Advice on Applying to Oberlin
Since I've written a blog, life at Oberlin and in the world in general has been tumultuous, to say the least. Trump was elected, which made me and many others feel like the floor had fallen out from under us. As I see the news of who he is appointing to his cabinet and think about the horrors that are to come, I continue to feel that way. Additionally, an upsetting and unjust incident of racial profiling at Gibson's in downtown Oberlin led to a protest and boycott against the store - Karalyn wrote a great post here explaining the situation. On a brighter note, one of my moms visited me and witnessed Oberlin's first snow of the school year!! Amid the chaos of this time, having my mom stay here for a weekend was incredibly rejuvenating.
But enough about me! It's late November and the height of college-application season - and I'm here to help! Here's my advice, compiled neatly into categories and lists.
On writing essays:
Write a brain dump. Open up a clean Word document - or your journal - and write down every idea you have about an essay prompt. You might find some nuggets of wisdom when you read it back. I just looked at my "Oberlin brain dump" document from when I applied; while it looks very different from the end product, some of the sentences fit directly into the final draft. Brain dumps are awesome for helping you work through your ideas.
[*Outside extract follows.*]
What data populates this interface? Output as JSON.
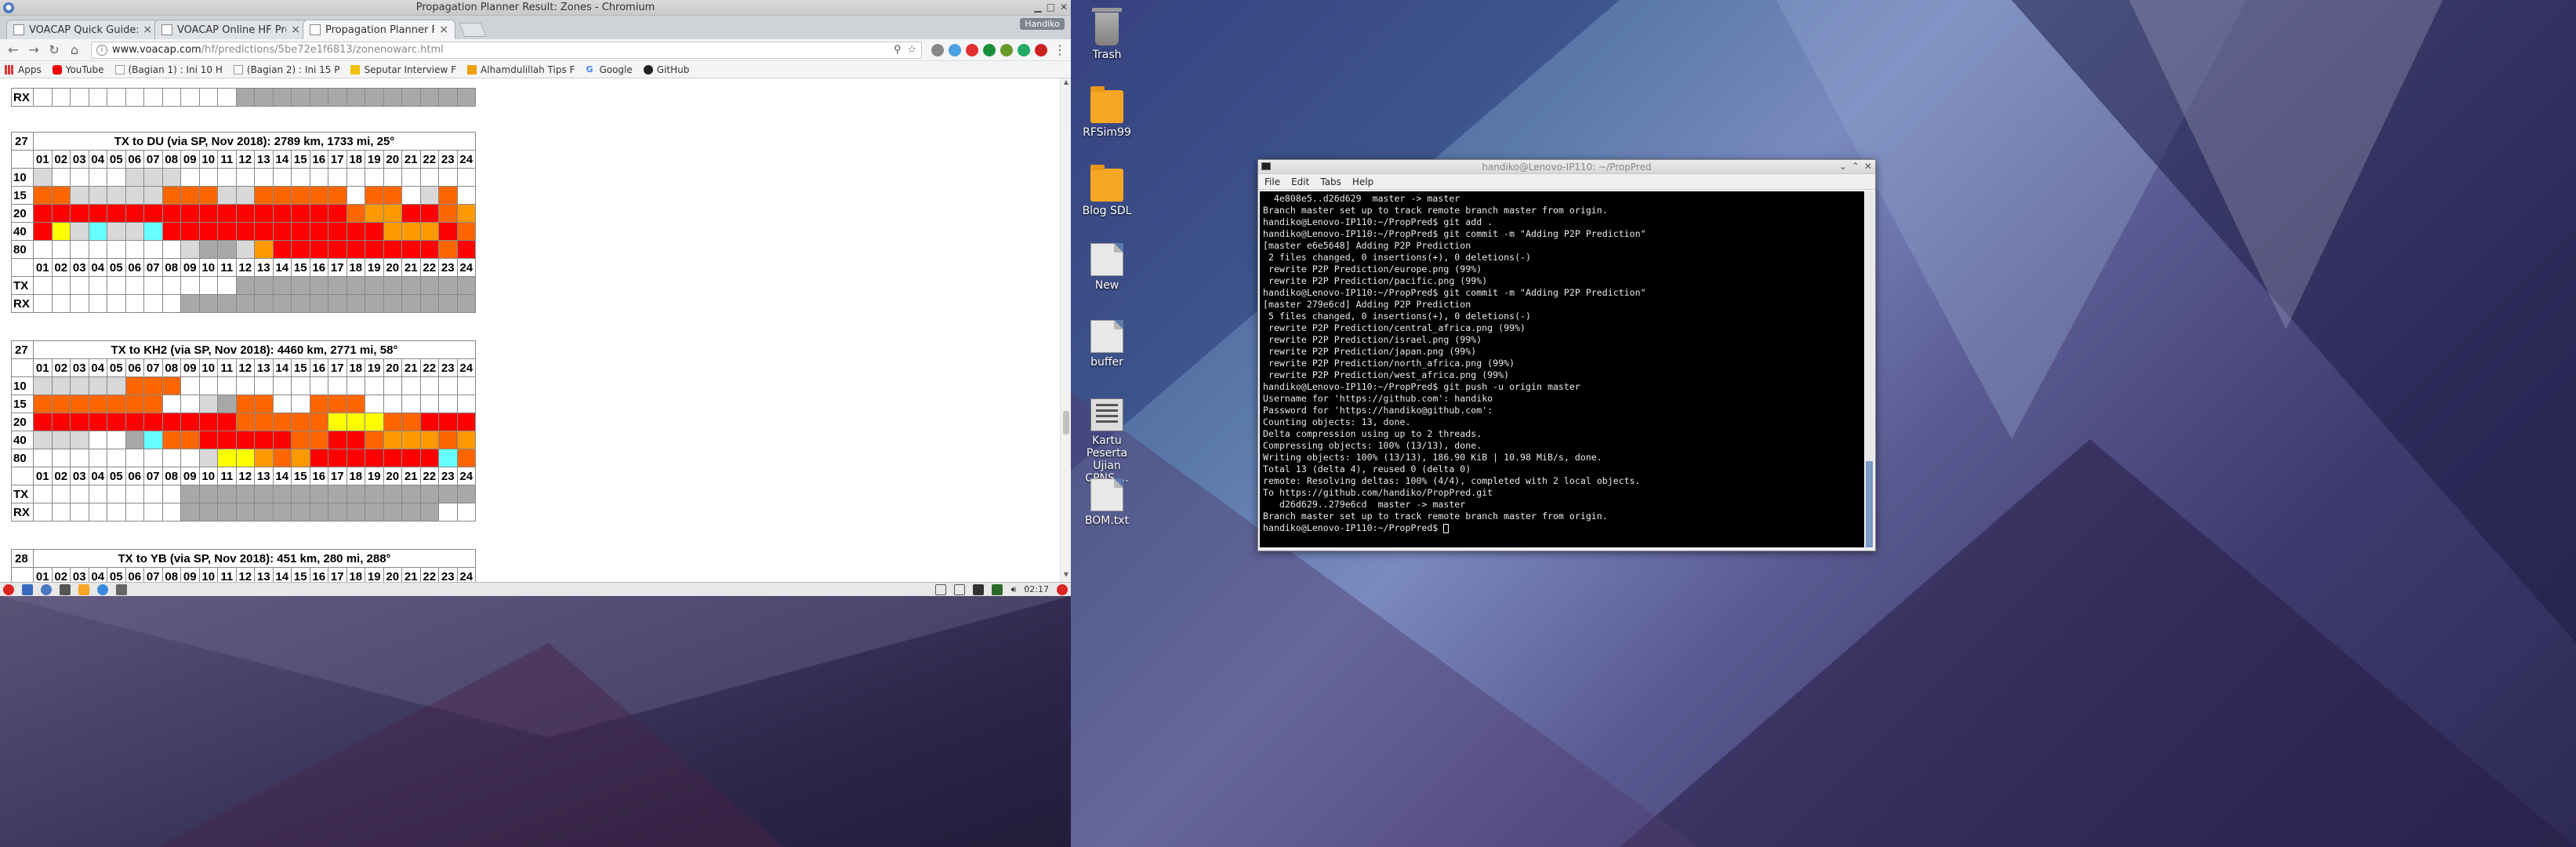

Drafts drafts drafts! Show your essays to people you love, and incorporate their suggestions when they're useful. But don't forget to trust your gut - colleges like Oberlin want to hear YOUR voice, not your mom's voice!
Double-check everything. Make sure you don't mix up your writing supplements or respond to a prompt incorrectly!
Never delete what you've written. I think this is a good rule for writing in general. What looks bad now might be useful later, whether for another project or another paragraph of the same piece. I usually keep a Word document for each project where I put most of the sentences I've omitted from the working draft, just in case I need them later.
On the Common App:
Put your most important activities first. If there's an extracurricular you want to make sure sticks out in your application, don't bury it. Place your proudest achievements front and center.
Be careful! Make sure you go to each college's website and read their full requirements to make sure you aren't missing anything. This can include optional supplements that might boost your application; for example, I submitted a poem I wrote for Oberlin's arts supplement.
They're recommended, but not required. Oberlin wants your interview to be a conversation in which you can ask questions. For that reason, you might as well do one if you have the opportunity!
You don't need to wear fancy clothes. Obies don't judge!
Try not to stress too much. I was so nervous during my interview that I tripped over my words a lot and didn't have much fun at all. It's cool to show why you're specifically interested in this college, so be yourself and speak from the heart! Don't forget to breathe!
On test scores & stress & all that jazz:
You're wonderful and important, no matter what you did in high school or how you scored on the SAT. Before you know it, the college admissions process will be over and you will find a place that feels right for you and no one will remember what you got on the ACT. I'm proud of you for going through this stressful, achievement-based journey and I know you're going to make it out the other side! Good luck and don't forget to take dance breaks!!
If you have more questions about any part of the admissions process, please let me know. I'm more than happy to help!